=== Stored data ===
****

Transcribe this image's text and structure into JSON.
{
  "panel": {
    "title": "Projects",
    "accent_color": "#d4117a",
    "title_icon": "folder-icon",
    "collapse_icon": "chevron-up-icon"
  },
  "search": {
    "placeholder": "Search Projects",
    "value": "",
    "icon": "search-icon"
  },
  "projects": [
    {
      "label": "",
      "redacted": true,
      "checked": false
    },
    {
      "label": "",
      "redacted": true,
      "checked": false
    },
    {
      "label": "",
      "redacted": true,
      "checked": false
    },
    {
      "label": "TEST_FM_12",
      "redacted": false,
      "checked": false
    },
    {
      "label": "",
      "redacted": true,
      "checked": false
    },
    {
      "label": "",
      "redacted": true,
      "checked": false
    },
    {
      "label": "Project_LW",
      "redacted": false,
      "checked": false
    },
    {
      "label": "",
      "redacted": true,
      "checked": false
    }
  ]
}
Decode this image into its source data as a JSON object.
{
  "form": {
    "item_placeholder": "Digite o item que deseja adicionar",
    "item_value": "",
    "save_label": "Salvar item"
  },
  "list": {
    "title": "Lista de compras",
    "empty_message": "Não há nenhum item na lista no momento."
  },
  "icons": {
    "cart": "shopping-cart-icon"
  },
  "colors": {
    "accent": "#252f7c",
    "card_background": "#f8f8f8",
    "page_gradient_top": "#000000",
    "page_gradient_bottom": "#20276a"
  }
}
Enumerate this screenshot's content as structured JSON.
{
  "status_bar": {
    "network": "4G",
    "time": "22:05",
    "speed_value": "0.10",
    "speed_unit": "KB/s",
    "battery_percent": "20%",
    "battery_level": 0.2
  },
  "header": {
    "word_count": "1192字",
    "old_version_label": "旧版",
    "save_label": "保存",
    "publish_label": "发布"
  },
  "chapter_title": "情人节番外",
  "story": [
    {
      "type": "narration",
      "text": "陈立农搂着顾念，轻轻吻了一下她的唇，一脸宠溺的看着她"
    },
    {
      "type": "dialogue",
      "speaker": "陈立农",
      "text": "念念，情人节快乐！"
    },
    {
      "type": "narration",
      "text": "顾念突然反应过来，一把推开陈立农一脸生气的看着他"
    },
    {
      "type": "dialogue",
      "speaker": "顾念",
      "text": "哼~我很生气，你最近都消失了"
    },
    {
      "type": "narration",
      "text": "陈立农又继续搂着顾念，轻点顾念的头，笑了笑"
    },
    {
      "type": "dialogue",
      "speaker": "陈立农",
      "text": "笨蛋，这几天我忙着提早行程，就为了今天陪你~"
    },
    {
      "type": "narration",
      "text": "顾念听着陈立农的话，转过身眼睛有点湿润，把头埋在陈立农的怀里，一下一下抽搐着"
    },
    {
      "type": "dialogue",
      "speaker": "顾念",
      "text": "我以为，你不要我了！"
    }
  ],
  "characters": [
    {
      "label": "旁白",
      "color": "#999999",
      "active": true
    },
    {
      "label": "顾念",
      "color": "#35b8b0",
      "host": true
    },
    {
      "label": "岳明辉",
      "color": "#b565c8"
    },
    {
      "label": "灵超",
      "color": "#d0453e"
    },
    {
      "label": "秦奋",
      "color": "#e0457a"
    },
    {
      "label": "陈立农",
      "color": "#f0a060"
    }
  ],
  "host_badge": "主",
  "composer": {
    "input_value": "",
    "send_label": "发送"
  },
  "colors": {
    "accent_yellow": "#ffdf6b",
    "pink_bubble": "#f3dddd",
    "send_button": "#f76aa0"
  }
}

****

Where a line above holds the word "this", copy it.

=== Written response ===
Transcribe this image's text and structure into JSON.
Decode this image into its source data as a JSON object.
Enumerate this screenshot's content as structured JSON.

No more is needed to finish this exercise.